Willy Roy and the great Pele (right). (Photo courtesy of the Roy family)
By Michael Lewis
MEXICO CITY — No matter what generation, playing in Mexico City, particularity at Estadio Azteca, has always been an imposing test for the U.S. National Team.
For some U.S. internationals of yesteryear and National Soccer Hall of Famer Willy Roy, it it might have offered greater challenges because there were more obstacles to overcome in those days.
Back in the day before the United States challenged El Tri for confederation supremacy, Mexico ruled the CONCACAF roost. The Mexicans were expected to qualify for the World Cup every four years.
The Americans were in the midst of a 40-year drought between World Cups, from 1950 through 1990. They were expected to give the good fight, but always lost to the Mexicans.
The venue was just about always the same — Estadio Azteca, also known as The Azteca.
Unofficially to many Mexican soccer fans, it was known as the stadium of the automatic win, especially when it came to World Cup qualifying.
“The stadium was pretty tremendous,” Roy said. “One thing I have to say about the Mexican fans, they are very noisy and playing at the high altitude it was a huge advantage for the Mexican National Team.

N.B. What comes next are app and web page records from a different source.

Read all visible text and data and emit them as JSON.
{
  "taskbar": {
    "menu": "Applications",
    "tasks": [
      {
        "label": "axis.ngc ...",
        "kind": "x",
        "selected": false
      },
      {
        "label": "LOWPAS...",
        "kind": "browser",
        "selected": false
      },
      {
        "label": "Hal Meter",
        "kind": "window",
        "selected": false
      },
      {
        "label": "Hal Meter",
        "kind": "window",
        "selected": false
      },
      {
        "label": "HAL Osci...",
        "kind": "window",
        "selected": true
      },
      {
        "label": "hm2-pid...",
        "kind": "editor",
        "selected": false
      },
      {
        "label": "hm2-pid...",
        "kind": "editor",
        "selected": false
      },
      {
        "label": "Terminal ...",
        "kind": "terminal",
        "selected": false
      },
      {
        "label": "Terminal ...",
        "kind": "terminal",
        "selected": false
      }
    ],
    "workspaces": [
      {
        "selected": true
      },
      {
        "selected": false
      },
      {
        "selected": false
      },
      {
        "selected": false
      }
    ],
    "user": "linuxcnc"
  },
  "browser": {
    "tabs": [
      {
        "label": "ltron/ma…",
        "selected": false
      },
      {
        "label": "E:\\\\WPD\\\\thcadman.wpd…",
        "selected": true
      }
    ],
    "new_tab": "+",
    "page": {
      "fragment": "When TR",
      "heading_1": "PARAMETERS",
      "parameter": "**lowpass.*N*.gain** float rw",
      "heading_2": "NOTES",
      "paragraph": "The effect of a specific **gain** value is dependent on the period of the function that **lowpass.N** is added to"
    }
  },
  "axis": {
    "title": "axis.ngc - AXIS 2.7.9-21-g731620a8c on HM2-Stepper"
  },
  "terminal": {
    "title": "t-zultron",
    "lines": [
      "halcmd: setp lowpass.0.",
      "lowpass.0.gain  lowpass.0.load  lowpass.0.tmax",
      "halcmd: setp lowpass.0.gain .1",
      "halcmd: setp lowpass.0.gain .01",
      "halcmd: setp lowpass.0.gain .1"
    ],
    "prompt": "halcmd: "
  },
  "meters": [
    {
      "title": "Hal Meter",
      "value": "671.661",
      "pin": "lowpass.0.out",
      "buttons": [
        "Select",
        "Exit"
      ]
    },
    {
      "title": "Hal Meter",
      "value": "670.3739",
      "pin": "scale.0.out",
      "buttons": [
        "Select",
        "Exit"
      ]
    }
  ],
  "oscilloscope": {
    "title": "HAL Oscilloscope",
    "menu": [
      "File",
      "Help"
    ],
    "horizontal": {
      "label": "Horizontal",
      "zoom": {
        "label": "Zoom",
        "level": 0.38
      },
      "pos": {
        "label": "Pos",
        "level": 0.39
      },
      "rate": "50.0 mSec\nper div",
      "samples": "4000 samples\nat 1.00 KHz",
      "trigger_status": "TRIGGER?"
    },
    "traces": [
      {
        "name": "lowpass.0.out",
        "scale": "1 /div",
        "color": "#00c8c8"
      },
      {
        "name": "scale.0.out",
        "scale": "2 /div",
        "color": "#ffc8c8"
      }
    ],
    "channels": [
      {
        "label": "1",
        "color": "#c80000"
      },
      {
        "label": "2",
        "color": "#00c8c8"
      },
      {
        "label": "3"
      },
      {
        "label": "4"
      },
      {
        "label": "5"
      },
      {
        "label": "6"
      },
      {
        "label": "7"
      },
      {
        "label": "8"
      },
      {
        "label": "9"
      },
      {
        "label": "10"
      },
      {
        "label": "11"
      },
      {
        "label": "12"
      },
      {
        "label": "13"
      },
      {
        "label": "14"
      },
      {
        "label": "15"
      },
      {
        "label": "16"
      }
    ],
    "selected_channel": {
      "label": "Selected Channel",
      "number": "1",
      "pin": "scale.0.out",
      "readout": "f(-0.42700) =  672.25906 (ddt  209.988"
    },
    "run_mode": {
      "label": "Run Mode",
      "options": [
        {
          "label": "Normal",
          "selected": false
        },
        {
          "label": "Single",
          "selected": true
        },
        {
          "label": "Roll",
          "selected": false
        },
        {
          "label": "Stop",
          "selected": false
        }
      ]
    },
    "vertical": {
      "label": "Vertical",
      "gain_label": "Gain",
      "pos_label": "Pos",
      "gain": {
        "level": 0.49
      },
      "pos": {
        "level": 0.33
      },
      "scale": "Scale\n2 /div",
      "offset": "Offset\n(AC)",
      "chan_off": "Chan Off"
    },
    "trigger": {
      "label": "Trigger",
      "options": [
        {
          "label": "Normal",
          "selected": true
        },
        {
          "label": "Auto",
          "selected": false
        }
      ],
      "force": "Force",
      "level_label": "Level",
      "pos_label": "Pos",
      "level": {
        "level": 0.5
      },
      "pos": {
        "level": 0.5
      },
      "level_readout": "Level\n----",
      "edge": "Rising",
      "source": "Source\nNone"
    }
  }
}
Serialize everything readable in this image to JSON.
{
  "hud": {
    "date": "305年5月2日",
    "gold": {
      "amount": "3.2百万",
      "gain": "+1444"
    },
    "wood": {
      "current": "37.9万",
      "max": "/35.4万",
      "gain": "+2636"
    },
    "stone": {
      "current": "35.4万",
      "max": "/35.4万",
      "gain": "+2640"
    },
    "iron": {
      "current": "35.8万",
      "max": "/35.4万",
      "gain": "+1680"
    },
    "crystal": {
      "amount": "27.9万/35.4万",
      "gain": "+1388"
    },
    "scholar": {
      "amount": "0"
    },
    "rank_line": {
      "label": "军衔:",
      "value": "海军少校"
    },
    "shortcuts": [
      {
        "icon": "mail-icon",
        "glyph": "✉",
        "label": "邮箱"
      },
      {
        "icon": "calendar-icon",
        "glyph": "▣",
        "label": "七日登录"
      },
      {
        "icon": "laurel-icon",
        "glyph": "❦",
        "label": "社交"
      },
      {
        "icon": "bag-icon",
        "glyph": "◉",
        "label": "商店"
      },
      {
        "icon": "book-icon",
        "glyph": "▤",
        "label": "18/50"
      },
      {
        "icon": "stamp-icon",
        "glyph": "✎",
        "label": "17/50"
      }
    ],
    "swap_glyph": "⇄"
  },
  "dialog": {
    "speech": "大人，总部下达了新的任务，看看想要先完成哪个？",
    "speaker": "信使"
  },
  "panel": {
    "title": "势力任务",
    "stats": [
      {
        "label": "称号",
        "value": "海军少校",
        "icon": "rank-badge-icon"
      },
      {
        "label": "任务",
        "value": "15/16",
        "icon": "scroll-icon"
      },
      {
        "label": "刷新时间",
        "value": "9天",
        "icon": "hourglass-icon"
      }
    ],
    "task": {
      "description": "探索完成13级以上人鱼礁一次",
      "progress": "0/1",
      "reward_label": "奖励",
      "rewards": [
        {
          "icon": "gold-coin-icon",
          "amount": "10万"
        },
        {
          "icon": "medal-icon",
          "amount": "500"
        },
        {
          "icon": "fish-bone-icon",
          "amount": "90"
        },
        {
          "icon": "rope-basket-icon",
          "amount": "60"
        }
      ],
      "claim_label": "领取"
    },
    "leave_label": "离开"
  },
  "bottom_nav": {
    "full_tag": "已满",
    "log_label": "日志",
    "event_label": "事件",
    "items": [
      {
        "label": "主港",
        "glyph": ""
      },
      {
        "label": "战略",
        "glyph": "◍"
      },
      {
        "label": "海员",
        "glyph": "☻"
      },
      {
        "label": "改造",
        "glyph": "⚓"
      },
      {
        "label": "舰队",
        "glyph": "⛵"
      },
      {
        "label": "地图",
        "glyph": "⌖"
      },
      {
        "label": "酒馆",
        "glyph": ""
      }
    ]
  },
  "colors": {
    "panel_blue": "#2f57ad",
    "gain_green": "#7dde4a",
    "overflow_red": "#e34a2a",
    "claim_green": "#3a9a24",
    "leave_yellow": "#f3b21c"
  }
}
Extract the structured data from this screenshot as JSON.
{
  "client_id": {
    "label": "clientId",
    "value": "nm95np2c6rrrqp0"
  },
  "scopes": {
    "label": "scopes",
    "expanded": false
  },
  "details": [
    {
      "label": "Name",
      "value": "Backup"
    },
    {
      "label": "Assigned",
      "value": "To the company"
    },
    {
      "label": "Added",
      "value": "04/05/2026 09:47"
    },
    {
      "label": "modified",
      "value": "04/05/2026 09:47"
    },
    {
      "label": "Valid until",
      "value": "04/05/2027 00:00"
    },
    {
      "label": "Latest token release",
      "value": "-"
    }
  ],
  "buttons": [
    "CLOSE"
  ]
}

In those days, it wasn’t like we went in three or four days ahead of time of a week ahead of time to get acclimated. The federation did not have a major budget in those days. We were kind of went like semi pros instead, playing against professionals.”
Roy, who scored nine goals in 20 internationals matches — an amazing strike rate in a era when the National Team played but a handful of games a year — made his U.S. debut at Estadio Olympico in Mexico City in 1965, a year before Azteca opened.
He remembered putting the ball into the back of the Mexican net twice, but both tallies were disallowed by suspicious officiating calls in what turned into a 2-0 loss on March 12, 1965.
“Even now I don’t know why they were disallowed,” Roy said. “One I had a breakaway all the way from the middle and after I scored he blew the whistle that I supposedly was offside. I don’t think you would let anyone run 50 meters or 60 yards and then call him offside.”
In those days, the federation did not have the sponsorship or financial clout it has today, so everything was done a shoestring.
Instead of holding a training camp before an important game, the players would meet at an airport, sometimes greeting their teammates for the very first time, fly into a city for a game, hold one or two practices an play the game (“You basically didn’t know what your teammates looked like,” Roy said. “The next time you went, you might have a totally different team.”)
In an altitude-challenged city, it necessarily wasn’t the best of strategies, especially against a talented and crafty side such as Mexico.
“I remember they had an outstanding goalkeeper, Antonio Carbajal, he played in five World Cups,” Roy said. “They had an outstanding team. Maybe the Mexico League isn’t like the Premier League in England or Bundesliga or La La Liga in Spain, it does help when you organize and you have players you see all the time and the type of system you play.”
At that time, the U.S. system was a mish-mosh of varying styles from South America, Germany, England and other European countries. “It took some getting used to,” Roy said.
From 1965 through 1980, the U.S. went through 11 national coaches, so it was difficult establishing continuity and trying to create some sort of national team style.
Roy remembered a tour of Bermuda when George Meyer was coach and but Geza Henni acted as though he ran the team.
“They actually forgot to tell either one of them who the head coach was,” he said. “It was kind of laughable at the situation.”
Players sometimes discovered they were playing two or three weeks before a match.
“It would be different if you always had the same team playing,” Roy said. “But we had different players, so there was a lot of changes going on. We played an exhibition game in Cleveland against a Hungarian team and the coach asked me if I could call a couple of players in Chicago because we had so many injuries. I got on the phone, called a couple of guys and they came, sat on the bench so we could have backup. Some of the stuff, you can’t even tell people that these days.”
Seven years later on Sept. 3, 1972, Roy became the first American to score at Azteca, heading home a feed in the 78th minute. By then, Mexico had scored all of its goals en route to a 3-1 win. The loss eliminated the U.S. from qualifying.
“It was a nice cross,” Roy said. “I was pretty good at heading the ball, but we ended up losing 3-1, so that was not a good feeling.”
The Mexican match was the middle of a three-game span over 13 days in which Roy tallied qualifying goals. He scored in a 2-2 draw with Canada on Aug. 29 and again vs. El Tri in a 2-1 loss in Los Angeles on Sept. 10. That standard lasted until 2000, when Cobi Jones tallied in three successive qualifiers.
Roy admitted he didn’t realize he had set a record.
“It never really dawned on me,” Roy said. “I didn’t really keep track of that at all.”